Since 1991, Comparativ has been devoted to innovative approaches in transnational, transregional, and global history that not only focus on the global condition emerging since the nineteenth century but also analyse former processes of transregional interaction. The journal is unifying and comprehensive in its approach, exhibiting the determined efforts by various disciplines to historically investigate processes of globalization. Differences and similarities between differently interpreted units of analysis as well as entanglements, connections, and intercultural transfers are addressed in both the most recent past as well as a longue durée perspective. The journal places emphasis on the significance and function of these aspects regarding processes of respatialization by which social, cultural, political, economic, and legal orders are increasingly shaped. As the official journal of the European Network in Universal and Global History (ENIUGH), founded in 2002, Comparativ facilitates dialogue between European historians and area studies specialists and their colleagues from other parts of the world in order to overcome the lasting effects of the Eurocentric legacy in conceptualizing and writing world history.
Comparativ publishes six thematic issues a year and accepts articles in English, French, and German. All research articles published in the journal undergo rigorous peer review based on initial editorial screening and refereeing by anonymous referees. This process is first applied to the concept notes for thematic issues and second to the individual contributions.

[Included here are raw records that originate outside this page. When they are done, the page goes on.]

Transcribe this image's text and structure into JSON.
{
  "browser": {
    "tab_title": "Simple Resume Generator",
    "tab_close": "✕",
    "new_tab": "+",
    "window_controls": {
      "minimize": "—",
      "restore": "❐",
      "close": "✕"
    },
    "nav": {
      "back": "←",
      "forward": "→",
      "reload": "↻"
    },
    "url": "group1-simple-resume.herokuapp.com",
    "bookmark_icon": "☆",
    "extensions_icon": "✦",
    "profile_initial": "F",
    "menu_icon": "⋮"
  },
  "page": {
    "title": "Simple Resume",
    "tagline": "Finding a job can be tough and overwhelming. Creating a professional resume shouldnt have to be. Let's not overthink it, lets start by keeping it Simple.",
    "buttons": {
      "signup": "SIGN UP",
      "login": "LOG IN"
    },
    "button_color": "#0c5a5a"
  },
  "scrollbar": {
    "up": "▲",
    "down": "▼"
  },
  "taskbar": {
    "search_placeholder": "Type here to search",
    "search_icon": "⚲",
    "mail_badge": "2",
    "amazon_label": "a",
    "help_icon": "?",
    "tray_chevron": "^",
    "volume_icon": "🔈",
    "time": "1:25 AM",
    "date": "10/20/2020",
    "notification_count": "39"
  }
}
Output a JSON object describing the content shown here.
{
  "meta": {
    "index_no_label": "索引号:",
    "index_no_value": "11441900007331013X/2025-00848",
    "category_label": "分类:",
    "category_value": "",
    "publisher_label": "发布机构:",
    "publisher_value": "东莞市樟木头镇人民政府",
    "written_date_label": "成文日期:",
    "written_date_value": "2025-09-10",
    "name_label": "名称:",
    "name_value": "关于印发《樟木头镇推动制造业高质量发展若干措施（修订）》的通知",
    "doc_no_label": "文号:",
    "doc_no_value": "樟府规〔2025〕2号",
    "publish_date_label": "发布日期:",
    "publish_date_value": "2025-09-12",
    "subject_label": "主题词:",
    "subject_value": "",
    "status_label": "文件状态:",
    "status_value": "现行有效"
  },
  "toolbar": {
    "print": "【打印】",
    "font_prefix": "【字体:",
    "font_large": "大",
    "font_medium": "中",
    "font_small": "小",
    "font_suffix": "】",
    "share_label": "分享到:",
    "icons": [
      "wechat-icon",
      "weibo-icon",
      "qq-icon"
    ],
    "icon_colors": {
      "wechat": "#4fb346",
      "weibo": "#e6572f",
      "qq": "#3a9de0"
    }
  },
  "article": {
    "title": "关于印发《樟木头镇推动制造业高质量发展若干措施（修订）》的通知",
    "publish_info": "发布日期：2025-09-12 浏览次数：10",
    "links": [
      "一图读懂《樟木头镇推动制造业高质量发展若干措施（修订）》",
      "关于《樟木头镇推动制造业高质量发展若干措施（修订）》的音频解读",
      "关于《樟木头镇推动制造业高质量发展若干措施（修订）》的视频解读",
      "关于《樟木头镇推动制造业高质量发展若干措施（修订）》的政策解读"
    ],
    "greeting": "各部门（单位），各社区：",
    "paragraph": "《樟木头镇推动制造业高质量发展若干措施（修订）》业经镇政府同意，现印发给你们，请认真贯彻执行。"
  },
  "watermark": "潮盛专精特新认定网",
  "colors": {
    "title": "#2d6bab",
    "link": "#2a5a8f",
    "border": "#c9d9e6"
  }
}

With review articles on current international publications in the field of transnational, transregional, and global history, Comparativ contributes to the critical reflection on developments in these fields, both with regard to the synthesis of as well as commencement of new research, being published in monographs and collective volumes.
Comparativ is an open access journal with a moving wall of 36 months.
History of the Journal
Comparativ emerged as a response to – and reflection on – the fundamental changes occurring throughout 1989. With the growing international interest in global processes, a research team at Leipzig University established the journal as a symbol of the continuation of the century-long tradition in world history writing in Leipzig that started with Karl Lamprecht in the very early twentieth century and was followed, among others, by Walter Markov focusing on comparative colonial history and Manfred Kossok investigating comparatively the history of revolutions in modern times. The journal became an effective instrument for networking in all geographical directions since its thematic issues provided the platform for assembling different perspectives and points of view around a common topic. Authors from more than 50 countries have, since its founding, contributed to the journal’s success and wide readership. This networking went hand in hand with the integration into the slowly emerging community of global historians. As a result, Comparativ became not only one of the leading journals in this field but also from 2002 onwards the official journal of the European Network in Universal and Global History (ENIUGH), which has been a source of inspiration through its congresses (thus far held in Leipzig , Dresden , London , Paris , and Budapest ) for cooperation both within and beyond the continent. The Steering Committee of ENIUGH, with its members from a wide range of European countries, serves as the international advisory board of the journal, with members taking active part in the rigorous peer-review process.
After 28 years of paper publishing, the editorial board, together with the publisher, decided to transform Comparativ into an open access journal that will disseminate the results of research presented in the journal even further by means of electronic availability, in addition to the traditional form of publication. All issues published so far have been digitalized and are now available online.
Global history has undergone a series of changes over the past three decades, which is reflected in the journal’s history. While in the beginning conceptual questions and the construction of a historiographical legacy were at the forefront of interest, with new cohorts of younger scholars and their experiences with the potential research coming from the transnational or even transregional use of archives, the interest in empirical results was growing fast. Global history became more and more dependent on cooperation between specialists for various regions, epochs, or societal dimensions. Comparativ offers such specialists the space to present the results of their intellectual interaction and presents the reader with thematic issues that bring such expertise together.
Although global history seemed to be concerned in the beginning primarily with the deterritorializing effects of global flows, it has more recently developed an increasing interest in the – partly traditional, partly innovative – ways various actors exercise control over such flows. This has at the same time opened up new avenues for fruitful research on the many variants of globalization, or more precisely of projects, to determine the way globalization takes and shall take. As a consequence, Comparativ now pays much more attention to such projects undertaken outside the classical West, be it, for example, in the Global South or in the realm of a “red globalization”.